The Times, April 30, 2020

This could have been set as a test paper for aspiring subs. In this case, the candidate failed miserably.

First, it is not clear how many chicks have hatched. The intro says two, but the rest of the copy suggests only one at time of writing. The intro also says ‘this week’ when the first chick is said to have hatched yesterday. You should never waste a yesterday line – ‘this week’ sounds like a local paper.

Second, of course they were unaware that they were being watched – they are birds. This kind of statement of the obvious is juvenile and tiresome.

In the third par, we have ‘hatch’ twice and ‘hatching’ once. One is enough. The second sentence could have been: ‘The whole process takes about 72 hours from pipping, when the shell is breached by the chick within.’

Par 4: ‘the female was laying on the eggs’. This is badly wrong. ‘Laying’ is a present tense form of ‘to lay’, which is a transitive verb, meaning that it is accompanied by an object. Examples would be ‘She is laying the table’ or ‘the bird is laying eggs’. Presumably the word was meant to be ‘lying on the eggs’, a present tense form of the word ‘to lie’. But birds don’t ‘lie’ on their eggs, they ‘sit’ on them.

Par 5: ‘Raise’ means to lift, to gain height, so ‘up’ is redundant.

In the third leg, if you are telling the story of the development of the chick, do it chronologically. Don’t start with it flying, then go back to being newly hatched. I have shown how the pars should be re-arranged.

‘Weigh in’: Jockeys weigh in after a race, and this is the only use for the expression. Babies or chicks weigh a certain amount.

Last par but one: We know the birds have a chick so by definition they are ‘successful’. Another redundant word.

Last par: We have established quite thoroughly that the story is about peregrines, so you don’t need two more repetitions of the name.

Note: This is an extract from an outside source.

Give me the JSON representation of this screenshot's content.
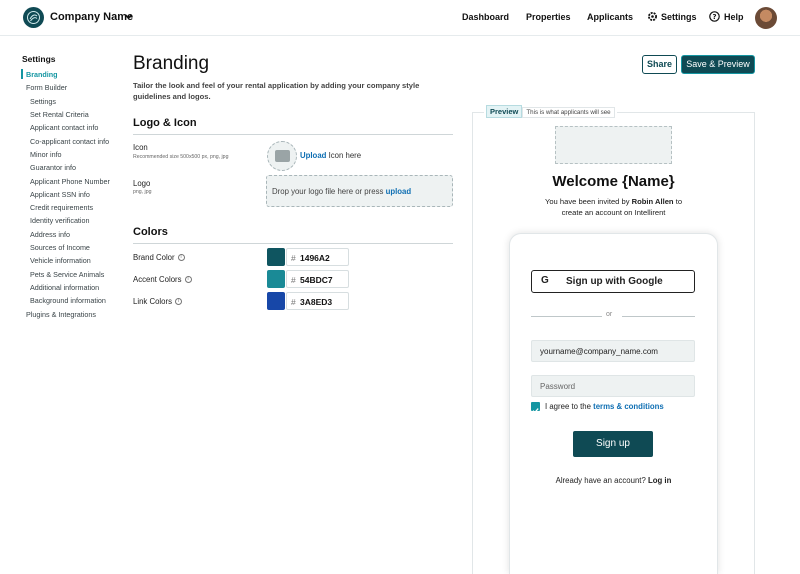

This is the weekly column which deals with readers’ criticisms of perceived inaccuracies in the Times. Oddly enough, the readers are often in the wrong. You would expect such an oracle to have a perfect grasp of English.

The Times, April 25, 2020 (I managed to cross out ‘added’ by accident)

‘Bonus’ means added or extra. ‘Added bonus’ is therefore a tautology, or a way of saying the same thing twice, as in ‘razed to the ground’.